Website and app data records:
□ □ □ □
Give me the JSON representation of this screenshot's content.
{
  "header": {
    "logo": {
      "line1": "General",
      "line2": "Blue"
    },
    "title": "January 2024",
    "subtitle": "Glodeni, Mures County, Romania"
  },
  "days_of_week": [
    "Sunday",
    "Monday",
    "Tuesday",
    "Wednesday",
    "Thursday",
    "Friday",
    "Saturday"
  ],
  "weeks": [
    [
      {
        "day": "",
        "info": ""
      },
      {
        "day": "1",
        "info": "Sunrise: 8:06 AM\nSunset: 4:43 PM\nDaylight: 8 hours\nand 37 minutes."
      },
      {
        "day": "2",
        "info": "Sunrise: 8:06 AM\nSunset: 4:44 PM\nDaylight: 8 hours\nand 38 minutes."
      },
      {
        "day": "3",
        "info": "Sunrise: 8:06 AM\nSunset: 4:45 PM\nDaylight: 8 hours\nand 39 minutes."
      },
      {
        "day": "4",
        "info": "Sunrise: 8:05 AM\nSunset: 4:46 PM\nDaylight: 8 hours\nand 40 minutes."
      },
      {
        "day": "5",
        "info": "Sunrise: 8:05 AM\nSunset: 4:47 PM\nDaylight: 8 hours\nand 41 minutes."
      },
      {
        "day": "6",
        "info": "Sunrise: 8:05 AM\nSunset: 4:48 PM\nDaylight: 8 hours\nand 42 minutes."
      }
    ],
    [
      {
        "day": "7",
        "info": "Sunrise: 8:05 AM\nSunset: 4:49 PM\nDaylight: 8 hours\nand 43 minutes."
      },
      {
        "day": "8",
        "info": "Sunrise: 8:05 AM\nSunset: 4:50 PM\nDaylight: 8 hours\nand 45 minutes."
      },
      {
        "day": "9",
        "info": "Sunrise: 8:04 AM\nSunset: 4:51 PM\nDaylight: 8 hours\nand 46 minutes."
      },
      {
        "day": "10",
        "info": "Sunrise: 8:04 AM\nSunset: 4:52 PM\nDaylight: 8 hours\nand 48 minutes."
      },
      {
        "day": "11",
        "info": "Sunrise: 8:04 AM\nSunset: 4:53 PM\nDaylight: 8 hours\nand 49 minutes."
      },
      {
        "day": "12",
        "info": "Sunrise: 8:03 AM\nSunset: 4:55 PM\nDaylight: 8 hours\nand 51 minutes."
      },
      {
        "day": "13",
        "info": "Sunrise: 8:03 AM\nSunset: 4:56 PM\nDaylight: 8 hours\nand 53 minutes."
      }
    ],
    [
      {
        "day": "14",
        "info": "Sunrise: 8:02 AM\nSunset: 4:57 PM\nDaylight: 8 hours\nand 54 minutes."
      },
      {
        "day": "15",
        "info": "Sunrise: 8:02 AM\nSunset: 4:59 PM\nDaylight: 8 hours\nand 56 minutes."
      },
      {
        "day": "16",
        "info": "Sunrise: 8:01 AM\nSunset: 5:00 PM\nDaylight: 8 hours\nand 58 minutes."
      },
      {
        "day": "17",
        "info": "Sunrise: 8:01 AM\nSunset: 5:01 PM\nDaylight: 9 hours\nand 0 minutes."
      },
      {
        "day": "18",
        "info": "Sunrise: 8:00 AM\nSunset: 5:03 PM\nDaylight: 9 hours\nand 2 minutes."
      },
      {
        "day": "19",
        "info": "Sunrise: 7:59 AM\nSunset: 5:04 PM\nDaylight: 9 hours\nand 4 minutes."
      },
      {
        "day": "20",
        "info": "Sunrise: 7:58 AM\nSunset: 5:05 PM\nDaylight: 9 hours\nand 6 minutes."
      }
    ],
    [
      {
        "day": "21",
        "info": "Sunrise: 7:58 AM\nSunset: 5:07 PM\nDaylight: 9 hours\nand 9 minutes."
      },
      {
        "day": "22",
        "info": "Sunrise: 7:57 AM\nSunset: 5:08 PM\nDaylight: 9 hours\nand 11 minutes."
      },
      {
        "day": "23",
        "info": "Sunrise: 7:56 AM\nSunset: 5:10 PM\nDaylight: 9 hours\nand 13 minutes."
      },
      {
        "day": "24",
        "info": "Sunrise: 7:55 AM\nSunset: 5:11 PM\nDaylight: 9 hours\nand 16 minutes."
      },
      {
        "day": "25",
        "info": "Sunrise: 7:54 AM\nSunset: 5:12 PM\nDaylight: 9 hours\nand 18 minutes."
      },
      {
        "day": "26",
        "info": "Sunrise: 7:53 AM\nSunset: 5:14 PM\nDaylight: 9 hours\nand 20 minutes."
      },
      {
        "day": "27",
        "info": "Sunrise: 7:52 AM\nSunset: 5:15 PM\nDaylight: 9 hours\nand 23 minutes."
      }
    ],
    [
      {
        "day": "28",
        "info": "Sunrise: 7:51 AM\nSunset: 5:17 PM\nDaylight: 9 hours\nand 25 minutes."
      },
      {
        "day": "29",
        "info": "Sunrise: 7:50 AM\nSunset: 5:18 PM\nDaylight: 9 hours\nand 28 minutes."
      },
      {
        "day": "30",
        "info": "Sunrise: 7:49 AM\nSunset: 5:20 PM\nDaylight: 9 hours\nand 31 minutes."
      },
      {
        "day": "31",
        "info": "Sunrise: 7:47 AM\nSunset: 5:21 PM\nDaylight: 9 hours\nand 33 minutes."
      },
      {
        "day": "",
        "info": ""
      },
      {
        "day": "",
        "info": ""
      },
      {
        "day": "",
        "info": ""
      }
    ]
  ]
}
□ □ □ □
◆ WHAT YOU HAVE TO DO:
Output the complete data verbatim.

◆ YOUR RESPONSE:
Give me the JSON representation of this screenshot's content.
{
  "header": {
    "logo": {
      "line1": "General",
      "line2": "Blue"
    },
    "title": "January 2024",
    "subtitle": "Glodeni, Mures County, Romania"
  },
  "days_of_week": [
    "Sunday",
    "Monday",
    "Tuesday",
    "Wednesday",
    "Thursday",
    "Friday",
    "Saturday"
  ],
  "weeks": [
    [
      {
        "day": "",
        "info": ""
      },
      {
        "day": "1",
        "info": "Sunrise: 8:06 AM\nSunset: 4:43 PM\nDaylight: 8 hours\nand 37 minutes."
      },
      {
        "day": "2",
        "info": "Sunrise: 8:06 AM\nSunset: 4:44 PM\nDaylight: 8 hours\nand 38 minutes."
      },
      {
        "day": "3",
        "info": "Sunrise: 8:06 AM\nSunset: 4:45 PM\nDaylight: 8 hours\nand 39 minutes."
      },
      {
        "day": "4",
        "info": "Sunrise: 8:05 AM\nSunset: 4:46 PM\nDaylight: 8 hours\nand 40 minutes."
      },
      {
        "day": "5",
        "info": "Sunrise: 8:05 AM\nSunset: 4:47 PM\nDaylight: 8 hours\nand 41 minutes."
      },
      {
        "day": "6",
        "info": "Sunrise: 8:05 AM\nSunset: 4:48 PM\nDaylight: 8 hours\nand 42 minutes."
      }
    ],
    [
      {
        "day": "7",
        "info": "Sunrise: 8:05 AM\nSunset: 4:49 PM\nDaylight: 8 hours\nand 43 minutes."
      },
      {
        "day": "8",
        "info": "Sunrise: 8:05 AM\nSunset: 4:50 PM\nDaylight: 8 hours\nand 45 minutes."
      },
      {
        "day": "9",
        "info": "Sunrise: 8:04 AM\nSunset: 4:51 PM\nDaylight: 8 hours\nand 46 minutes."
      },
      {
        "day": "10",
        "info": "Sunrise: 8:04 AM\nSunset: 4:52 PM\nDaylight: 8 hours\nand 48 minutes."
      },
      {
        "day": "11",
        "info": "Sunrise: 8:04 AM\nSunset: 4:53 PM\nDaylight: 8 hours\nand 49 minutes."
      },
      {
        "day": "12",
        "info": "Sunrise: 8:03 AM\nSunset: 4:55 PM\nDaylight: 8 hours\nand 51 minutes."
      },
      {
        "day": "13",
        "info": "Sunrise: 8:03 AM\nSunset: 4:56 PM\nDaylight: 8 hours\nand 53 minutes."
      }
    ],
    [
      {
        "day": "14",
        "info": "Sunrise: 8:02 AM\nSunset: 4:57 PM\nDaylight: 8 hours\nand 54 minutes."
      },
      {
        "day": "15",
        "info": "Sunrise: 8:02 AM\nSunset: 4:59 PM\nDaylight: 8 hours\nand 56 minutes."
      },
      {
        "day": "16",
        "info": "Sunrise: 8:01 AM\nSunset: 5:00 PM\nDaylight: 8 hours\nand 58 minutes."
      },
      {
        "day": "17",
        "info": "Sunrise: 8:01 AM\nSunset: 5:01 PM\nDaylight: 9 hours\nand 0 minutes."
      },
      {
        "day": "18",
        "info": "Sunrise: 8:00 AM\nSunset: 5:03 PM\nDaylight: 9 hours\nand 2 minutes."
      },
      {
        "day": "19",
        "info": "Sunrise: 7:59 AM\nSunset: 5:04 PM\nDaylight: 9 hours\nand 4 minutes."
      },
      {
        "day": "20",
        "info": "Sunrise: 7:58 AM\nSunset: 5:05 PM\nDaylight: 9 hours\nand 6 minutes."
      }
    ],
    [
      {
        "day": "21",
        "info": "Sunrise: 7:58 AM\nSunset: 5:07 PM\nDaylight: 9 hours\nand 9 minutes."
      },
      {
        "day": "22",
        "info": "Sunrise: 7:57 AM\nSunset: 5:08 PM\nDaylight: 9 hours\nand 11 minutes."
      },
      {
        "day": "23",
        "info": "Sunrise: 7:56 AM\nSunset: 5:10 PM\nDaylight: 9 hours\nand 13 minutes."
      },
      {
        "day": "24",
        "info": "Sunrise: 7:55 AM\nSunset: 5:11 PM\nDaylight: 9 hours\nand 16 minutes."
      },
      {
        "day": "25",
        "info": "Sunrise: 7:54 AM\nSunset: 5:12 PM\nDaylight: 9 hours\nand 18 minutes."
      },
      {
        "day": "26",
        "info": "Sunrise: 7:53 AM\nSunset: 5:14 PM\nDaylight: 9 hours\nand 20 minutes."
      },
      {
        "day": "27",
        "info": "Sunrise: 7:52 AM\nSunset: 5:15 PM\nDaylight: 9 hours\nand 23 minutes."
      }
    ],
    [
      {
        "day": "28",
        "info": "Sunrise: 7:51 AM\nSunset: 5:17 PM\nDaylight: 9 hours\nand 25 minutes."
      },
      {
        "day": "29",
        "info": "Sunrise: 7:50 AM\nSunset: 5:18 PM\nDaylight: 9 hours\nand 28 minutes."
      },
      {
        "day": "30",
        "info": "Sunrise: 7:49 AM\nSunset: 5:20 PM\nDaylight: 9 hours\nand 31 minutes."
      },
      {
        "day": "31",
        "info": "Sunrise: 7:47 AM\nSunset: 5:21 PM\nDaylight: 9 hours\nand 33 minutes."
      },
      {
        "day": "",
        "info": ""
      },
      {
        "day": "",
        "info": ""
      },
      {
        "day": "",
        "info": ""
      }
    ]
  ]
}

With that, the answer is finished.